2798(Washington, D.C., 10/18/07) A major resort development on the island of Grenada threatens the largest and most important population of the Critically Endangered Grenada Dove, the island's national bird. American Bird Conservancy recently sent comments to the developer with suggestions on how to protect the dove. A copy of the comment letter is available at

"It appears this project is still moving full steam ahead, unchanged," said Dr. George Wallace, Vice President for International Programs. "With less than one hundred Grenada Doves left, the species is in real danger of going extinct. The developers, Four Seasons, and the government of Grenada have a responsibility to take action to protect it."

Surveys of the Grenada Dove are underway, but it is unclear the degree to which the developers are using this information to guide the design of the resort. In January 2007, photos became available showing that about half of Hog Island had been cleared by bulldozer in the same configuration as the maps presented in development plan, even though the developers and the government of Grenada say no final decision on the development has been made.

"The new survey information should be used to guide the development plan," said Wallace. "In a situation where an endangered species occurs primarily at only one site, we must put that species first."

In southwest Grenada, where most of the doves occur, the dove is protected officially only in the 155-acre national park, created in 1996 to protect the species. Most of the remaining doves are concentrated in the national park and unprotected portions of the 450-acre estate.

The extensive development plan will certainly require the redrawing of the protected area's boundaries and may require that parts of the national park be sold to the developers. The development calls for an 18-hole golf course, central hotel, 107 individual hotel units, and 255 private residential villas, 200 on the mainland and 55 on Hog Island, just offshore.
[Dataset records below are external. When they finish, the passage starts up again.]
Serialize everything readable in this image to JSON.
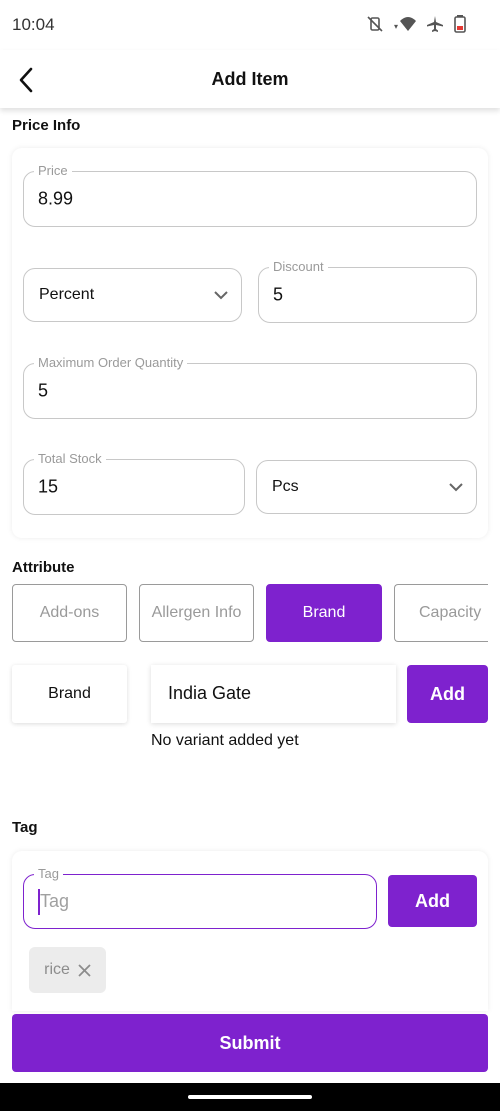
{
  "status_bar": {
    "time": "10:04"
  },
  "app_bar": {
    "title": "Add Item"
  },
  "price_info": {
    "section_title": "Price Info",
    "price": {
      "label": "Price",
      "value": "8.99"
    },
    "discount_type": {
      "value": "Percent"
    },
    "discount": {
      "label": "Discount",
      "value": "5"
    },
    "max_order_qty": {
      "label": "Maximum Order Quantity",
      "value": "5"
    },
    "total_stock": {
      "label": "Total Stock",
      "value": "15"
    },
    "unit": {
      "value": "Pcs"
    }
  },
  "attribute": {
    "section_title": "Attribute",
    "chips": [
      {
        "label": "Add-ons"
      },
      {
        "label": "Allergen Info"
      },
      {
        "label": "Brand",
        "active": true
      },
      {
        "label": "Capacity"
      }
    ],
    "selected_label": "Brand",
    "value_input": "India Gate",
    "add_label": "Add",
    "empty_text": "No variant added yet"
  },
  "tag": {
    "section_title": "Tag",
    "input": {
      "label": "Tag",
      "placeholder": "Tag"
    },
    "add_label": "Add",
    "chips": [
      {
        "label": "rice"
      }
    ]
  },
  "submit_label": "Submit",
  "colors": {
    "primary": "#7e22ce"
  }
}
The resort is being developed by United Kingdom-based Capital88 and its Grenadian subsidiary Cinnamon88 Grenada, Ltd., and will be managed and operated by Four Seasons Hotels and Resorts.

In April 2007, the government of Grenada passed an amendment to the National Parks and Protected Areas Act allowing the Governor General to sell any national park to developers or other private interests. Many conservationists believe this is a precursor to developing Mt Hartman National Park.
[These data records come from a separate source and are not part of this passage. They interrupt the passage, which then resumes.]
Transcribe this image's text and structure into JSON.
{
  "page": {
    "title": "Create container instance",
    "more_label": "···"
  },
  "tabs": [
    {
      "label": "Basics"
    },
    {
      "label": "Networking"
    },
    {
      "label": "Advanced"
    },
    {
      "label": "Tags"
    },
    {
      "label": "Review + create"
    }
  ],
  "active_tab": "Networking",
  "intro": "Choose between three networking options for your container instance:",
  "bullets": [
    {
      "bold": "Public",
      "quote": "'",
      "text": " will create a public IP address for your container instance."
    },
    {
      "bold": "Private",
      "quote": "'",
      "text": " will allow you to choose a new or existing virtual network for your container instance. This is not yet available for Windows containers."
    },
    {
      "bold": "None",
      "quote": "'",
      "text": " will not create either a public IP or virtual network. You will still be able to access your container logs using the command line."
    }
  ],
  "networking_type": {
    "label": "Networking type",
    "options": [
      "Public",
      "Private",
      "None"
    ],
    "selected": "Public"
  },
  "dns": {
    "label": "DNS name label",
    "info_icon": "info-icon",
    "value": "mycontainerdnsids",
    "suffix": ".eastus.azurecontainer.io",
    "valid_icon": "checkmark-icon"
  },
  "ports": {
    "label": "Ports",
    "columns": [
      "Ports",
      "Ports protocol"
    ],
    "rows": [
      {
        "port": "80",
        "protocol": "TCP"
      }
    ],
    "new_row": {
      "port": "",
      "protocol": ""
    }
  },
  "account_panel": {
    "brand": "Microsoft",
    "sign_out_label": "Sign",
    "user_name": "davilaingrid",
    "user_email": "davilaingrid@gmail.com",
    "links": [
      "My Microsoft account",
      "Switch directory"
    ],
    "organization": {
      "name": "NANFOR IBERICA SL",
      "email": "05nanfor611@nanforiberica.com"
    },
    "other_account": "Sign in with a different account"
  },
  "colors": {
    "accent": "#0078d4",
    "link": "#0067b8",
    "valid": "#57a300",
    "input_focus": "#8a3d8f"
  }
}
"Is nothing sacred?" said Wallace. "Selling off a national park is outrageous and not an option Grenada should be considering."
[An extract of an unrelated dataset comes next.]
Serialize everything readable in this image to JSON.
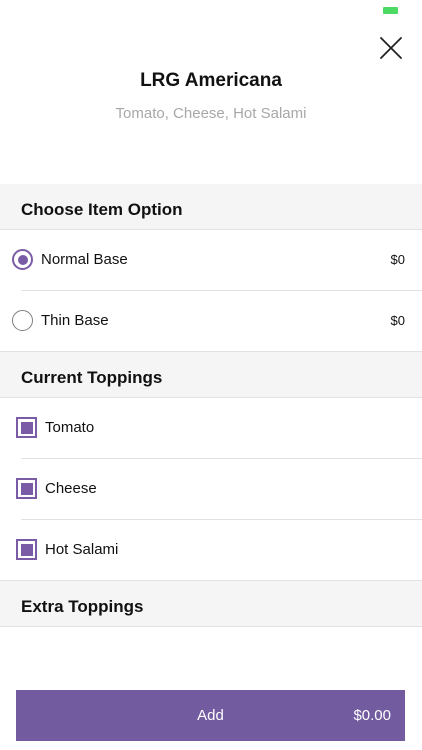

In June 2007, the Environmental Impact Assessment (EIA) became available, but it lacked current and accurate biodiversity information. No field surveys of the dove were done, and the EIA failed to use available survey data to plot dove distribution in relation to the siting of the development, or the existing Park boundaries. The importance of Mt. Hartman to the dove's survival was understated and the EIA did not address the severe impacts on dove habitat and prospects for the species' survival.

In response to criticism about the EIA's many deficiencies, the developers agreed to support a comprehensive dove survey. However, they have also committed to submitting their final master plan to the government for approval, apparently before any public review of the surveys or of the development plan.

"The report indicates that as much as half of the existing dove habitat could be lost," said Wallace. "But it glosses over the fact that this amount of habitat loss greatly increases the dove's chances of extinction."

American Bird Conservancy submitted a detailed critique of the EIA to the Government of Grenada, Cinnamon 88, Capital 88, and Four Seasons on September 17. Cinnamon 88's response did not respond to the critique, but instead informed ABC that stakeholders would learn more of the developer's plans through press announcement to be released soon.

"This only shows the developer's continued resistance to a true process of review," said Wallace. "That is not acceptable because this development threatens the very existence of the Grenada Dove."